[Dataset rows describing interfaces]
──────────────────────────────

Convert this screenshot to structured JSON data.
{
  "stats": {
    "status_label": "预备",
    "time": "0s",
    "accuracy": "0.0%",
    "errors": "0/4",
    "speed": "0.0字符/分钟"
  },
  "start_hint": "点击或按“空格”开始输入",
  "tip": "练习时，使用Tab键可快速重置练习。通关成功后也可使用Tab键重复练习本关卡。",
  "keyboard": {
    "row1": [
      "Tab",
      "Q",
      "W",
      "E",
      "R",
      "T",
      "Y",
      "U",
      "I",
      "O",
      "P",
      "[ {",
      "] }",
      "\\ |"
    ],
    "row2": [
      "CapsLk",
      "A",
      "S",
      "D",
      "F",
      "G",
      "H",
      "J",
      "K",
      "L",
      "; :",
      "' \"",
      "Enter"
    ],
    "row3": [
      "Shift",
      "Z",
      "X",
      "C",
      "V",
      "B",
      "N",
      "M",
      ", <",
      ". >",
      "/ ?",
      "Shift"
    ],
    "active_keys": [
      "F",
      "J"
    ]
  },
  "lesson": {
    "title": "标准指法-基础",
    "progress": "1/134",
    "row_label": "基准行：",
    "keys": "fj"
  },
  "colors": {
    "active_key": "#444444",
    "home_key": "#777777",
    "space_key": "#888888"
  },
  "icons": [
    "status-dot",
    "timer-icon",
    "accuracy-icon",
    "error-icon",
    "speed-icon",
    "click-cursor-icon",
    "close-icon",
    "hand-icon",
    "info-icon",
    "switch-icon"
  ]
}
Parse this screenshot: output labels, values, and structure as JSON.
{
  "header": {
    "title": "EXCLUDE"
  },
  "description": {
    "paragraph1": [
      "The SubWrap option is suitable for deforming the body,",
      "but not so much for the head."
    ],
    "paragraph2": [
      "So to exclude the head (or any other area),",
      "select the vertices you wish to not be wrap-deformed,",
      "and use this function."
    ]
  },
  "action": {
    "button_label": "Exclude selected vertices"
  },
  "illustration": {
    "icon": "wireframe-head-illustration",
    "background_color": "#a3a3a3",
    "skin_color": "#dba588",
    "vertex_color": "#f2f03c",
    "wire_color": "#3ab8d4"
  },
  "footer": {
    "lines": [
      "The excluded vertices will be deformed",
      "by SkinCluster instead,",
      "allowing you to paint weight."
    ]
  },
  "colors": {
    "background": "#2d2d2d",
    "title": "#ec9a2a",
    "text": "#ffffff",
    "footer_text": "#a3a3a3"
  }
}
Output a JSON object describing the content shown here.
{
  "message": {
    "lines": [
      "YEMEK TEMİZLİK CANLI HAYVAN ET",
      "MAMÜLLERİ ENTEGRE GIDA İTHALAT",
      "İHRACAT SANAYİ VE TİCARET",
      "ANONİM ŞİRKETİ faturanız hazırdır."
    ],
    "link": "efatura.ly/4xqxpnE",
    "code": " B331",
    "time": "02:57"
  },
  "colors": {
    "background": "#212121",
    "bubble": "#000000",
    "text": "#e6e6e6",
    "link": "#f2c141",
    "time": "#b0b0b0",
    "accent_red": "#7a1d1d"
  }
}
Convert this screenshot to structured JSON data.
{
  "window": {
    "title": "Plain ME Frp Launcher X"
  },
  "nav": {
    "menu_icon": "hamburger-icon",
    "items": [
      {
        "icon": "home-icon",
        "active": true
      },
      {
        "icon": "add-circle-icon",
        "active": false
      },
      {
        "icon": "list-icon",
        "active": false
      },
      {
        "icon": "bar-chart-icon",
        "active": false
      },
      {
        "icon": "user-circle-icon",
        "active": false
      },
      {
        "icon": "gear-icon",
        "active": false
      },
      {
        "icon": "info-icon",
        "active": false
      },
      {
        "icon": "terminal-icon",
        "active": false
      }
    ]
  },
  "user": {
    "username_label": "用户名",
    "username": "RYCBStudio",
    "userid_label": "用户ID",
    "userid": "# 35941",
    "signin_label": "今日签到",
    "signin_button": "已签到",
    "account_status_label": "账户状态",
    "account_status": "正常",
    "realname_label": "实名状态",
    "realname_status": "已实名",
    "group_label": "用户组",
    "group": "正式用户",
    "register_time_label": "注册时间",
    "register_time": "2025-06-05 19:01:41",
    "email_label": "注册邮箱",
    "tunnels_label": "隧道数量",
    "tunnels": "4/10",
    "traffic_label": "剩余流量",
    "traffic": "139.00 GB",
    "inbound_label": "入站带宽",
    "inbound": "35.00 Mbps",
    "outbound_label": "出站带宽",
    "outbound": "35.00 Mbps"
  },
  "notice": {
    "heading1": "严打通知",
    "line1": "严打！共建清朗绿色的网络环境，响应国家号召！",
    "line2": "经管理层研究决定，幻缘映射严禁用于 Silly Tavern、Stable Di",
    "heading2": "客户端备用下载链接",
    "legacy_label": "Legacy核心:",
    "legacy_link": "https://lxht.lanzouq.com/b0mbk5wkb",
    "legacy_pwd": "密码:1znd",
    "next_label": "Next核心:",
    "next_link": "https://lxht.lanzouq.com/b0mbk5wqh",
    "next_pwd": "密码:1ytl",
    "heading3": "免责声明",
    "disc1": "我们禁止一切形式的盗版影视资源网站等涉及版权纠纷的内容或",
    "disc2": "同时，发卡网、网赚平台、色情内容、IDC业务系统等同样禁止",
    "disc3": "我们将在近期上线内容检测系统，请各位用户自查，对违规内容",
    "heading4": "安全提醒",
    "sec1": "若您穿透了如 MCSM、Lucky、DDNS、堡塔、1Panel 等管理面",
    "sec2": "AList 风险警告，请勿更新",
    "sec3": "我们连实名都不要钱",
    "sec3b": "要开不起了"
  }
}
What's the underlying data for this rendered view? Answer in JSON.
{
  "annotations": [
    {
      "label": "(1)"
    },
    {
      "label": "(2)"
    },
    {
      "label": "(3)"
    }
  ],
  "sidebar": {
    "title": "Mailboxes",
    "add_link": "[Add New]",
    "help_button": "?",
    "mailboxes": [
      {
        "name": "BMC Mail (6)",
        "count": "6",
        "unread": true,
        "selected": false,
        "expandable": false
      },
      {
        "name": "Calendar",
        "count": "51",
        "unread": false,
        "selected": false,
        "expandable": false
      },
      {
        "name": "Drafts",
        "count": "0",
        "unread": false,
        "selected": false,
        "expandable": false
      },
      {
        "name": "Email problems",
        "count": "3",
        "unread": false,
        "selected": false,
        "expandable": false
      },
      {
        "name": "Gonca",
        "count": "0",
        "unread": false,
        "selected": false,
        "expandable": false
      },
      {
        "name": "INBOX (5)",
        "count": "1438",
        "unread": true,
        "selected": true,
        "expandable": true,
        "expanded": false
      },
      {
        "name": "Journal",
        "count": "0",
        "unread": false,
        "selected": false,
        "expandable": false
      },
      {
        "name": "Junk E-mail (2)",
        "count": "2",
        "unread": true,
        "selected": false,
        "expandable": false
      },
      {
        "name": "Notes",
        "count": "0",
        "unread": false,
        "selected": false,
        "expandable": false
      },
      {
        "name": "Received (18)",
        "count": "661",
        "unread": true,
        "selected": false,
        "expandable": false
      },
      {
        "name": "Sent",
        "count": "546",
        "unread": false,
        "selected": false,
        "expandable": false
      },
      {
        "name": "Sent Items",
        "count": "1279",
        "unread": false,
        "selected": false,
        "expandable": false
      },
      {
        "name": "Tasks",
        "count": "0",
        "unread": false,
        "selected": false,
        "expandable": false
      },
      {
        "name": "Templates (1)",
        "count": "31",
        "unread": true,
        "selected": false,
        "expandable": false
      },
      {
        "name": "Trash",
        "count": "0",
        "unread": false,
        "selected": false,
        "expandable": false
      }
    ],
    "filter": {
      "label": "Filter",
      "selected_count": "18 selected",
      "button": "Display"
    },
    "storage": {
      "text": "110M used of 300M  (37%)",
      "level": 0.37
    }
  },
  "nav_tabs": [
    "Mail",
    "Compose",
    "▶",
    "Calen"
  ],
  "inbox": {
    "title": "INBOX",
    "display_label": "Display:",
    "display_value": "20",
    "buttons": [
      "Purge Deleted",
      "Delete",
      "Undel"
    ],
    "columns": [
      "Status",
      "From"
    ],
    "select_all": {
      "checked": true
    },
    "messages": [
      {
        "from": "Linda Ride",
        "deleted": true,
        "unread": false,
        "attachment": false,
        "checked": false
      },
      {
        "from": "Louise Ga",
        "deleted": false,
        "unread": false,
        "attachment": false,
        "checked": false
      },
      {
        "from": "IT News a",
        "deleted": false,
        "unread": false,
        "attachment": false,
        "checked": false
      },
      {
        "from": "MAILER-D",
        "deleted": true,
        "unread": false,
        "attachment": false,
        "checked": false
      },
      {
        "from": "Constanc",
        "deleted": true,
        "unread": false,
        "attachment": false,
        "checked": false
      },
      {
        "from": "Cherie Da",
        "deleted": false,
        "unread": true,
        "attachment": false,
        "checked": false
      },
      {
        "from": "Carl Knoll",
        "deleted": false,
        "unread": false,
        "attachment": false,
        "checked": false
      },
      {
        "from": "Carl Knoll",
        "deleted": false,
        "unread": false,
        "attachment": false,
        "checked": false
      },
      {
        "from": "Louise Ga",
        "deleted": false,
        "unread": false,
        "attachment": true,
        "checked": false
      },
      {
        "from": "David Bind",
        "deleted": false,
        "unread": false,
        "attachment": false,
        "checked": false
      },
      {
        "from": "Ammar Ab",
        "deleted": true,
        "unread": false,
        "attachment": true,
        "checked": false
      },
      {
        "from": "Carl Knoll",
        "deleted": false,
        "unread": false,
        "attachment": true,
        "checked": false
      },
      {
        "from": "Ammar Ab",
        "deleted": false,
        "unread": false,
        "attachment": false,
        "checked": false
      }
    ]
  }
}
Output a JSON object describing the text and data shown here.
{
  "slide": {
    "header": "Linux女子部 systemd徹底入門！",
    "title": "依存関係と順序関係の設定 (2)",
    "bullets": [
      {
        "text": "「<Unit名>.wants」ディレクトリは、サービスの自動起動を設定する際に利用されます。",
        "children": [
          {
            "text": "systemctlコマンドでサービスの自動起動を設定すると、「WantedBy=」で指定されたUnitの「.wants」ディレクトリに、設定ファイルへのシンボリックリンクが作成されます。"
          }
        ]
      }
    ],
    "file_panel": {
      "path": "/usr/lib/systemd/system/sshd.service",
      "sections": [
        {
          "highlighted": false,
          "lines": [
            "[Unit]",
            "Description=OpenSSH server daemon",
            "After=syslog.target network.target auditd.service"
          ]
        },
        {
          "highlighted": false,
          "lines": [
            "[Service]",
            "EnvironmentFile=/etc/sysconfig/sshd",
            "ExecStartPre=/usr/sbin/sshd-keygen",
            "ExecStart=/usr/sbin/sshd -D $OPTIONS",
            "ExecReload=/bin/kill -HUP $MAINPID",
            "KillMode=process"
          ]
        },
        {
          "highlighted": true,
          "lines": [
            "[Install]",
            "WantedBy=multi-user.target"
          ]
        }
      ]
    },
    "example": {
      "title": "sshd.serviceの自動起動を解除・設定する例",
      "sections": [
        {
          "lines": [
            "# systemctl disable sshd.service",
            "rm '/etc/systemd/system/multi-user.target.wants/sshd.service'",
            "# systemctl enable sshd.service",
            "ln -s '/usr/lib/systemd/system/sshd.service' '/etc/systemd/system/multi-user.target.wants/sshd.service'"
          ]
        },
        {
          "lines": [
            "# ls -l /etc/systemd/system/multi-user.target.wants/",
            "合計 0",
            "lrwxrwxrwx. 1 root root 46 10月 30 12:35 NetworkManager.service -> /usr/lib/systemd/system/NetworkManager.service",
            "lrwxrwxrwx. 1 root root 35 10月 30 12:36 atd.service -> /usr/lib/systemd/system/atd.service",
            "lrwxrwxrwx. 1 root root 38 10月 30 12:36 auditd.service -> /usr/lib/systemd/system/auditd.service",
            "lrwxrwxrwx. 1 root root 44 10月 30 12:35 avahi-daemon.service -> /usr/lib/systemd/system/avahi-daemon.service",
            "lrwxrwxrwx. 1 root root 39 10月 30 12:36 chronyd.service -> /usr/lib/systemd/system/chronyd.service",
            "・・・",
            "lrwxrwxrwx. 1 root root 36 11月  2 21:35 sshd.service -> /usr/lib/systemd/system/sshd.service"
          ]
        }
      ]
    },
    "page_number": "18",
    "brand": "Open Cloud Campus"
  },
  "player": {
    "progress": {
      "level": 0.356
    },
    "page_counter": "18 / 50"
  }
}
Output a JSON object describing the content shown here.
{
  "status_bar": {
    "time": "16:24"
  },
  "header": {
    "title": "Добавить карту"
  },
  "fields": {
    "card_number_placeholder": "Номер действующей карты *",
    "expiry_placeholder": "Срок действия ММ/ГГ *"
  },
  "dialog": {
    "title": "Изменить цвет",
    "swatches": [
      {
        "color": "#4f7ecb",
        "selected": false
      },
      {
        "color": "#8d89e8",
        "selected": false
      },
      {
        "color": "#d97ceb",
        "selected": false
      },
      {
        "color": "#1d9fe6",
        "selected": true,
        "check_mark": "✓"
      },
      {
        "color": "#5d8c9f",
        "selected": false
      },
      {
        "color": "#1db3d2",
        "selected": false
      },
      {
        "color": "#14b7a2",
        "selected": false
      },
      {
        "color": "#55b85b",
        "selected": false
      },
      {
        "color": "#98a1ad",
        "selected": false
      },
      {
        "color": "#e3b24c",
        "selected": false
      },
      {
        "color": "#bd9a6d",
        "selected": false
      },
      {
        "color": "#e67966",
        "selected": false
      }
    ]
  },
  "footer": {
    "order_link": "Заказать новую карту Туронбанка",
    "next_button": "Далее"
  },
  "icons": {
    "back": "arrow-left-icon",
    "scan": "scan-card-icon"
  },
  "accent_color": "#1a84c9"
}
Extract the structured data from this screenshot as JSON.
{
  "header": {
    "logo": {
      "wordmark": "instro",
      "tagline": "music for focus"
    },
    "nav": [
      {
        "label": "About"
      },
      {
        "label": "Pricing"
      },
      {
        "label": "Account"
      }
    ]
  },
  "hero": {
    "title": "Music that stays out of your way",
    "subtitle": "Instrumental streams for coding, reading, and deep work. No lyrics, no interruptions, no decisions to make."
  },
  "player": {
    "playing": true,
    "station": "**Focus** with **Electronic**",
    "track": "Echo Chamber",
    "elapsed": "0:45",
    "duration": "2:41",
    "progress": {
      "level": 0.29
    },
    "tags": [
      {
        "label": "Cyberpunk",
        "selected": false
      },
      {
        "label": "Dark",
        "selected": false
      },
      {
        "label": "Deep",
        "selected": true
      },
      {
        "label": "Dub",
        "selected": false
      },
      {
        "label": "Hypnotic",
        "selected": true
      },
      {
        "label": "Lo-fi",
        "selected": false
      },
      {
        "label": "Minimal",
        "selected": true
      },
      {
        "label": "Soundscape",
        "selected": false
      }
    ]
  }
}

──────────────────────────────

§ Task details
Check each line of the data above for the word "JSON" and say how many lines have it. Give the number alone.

§ Reply to the task
8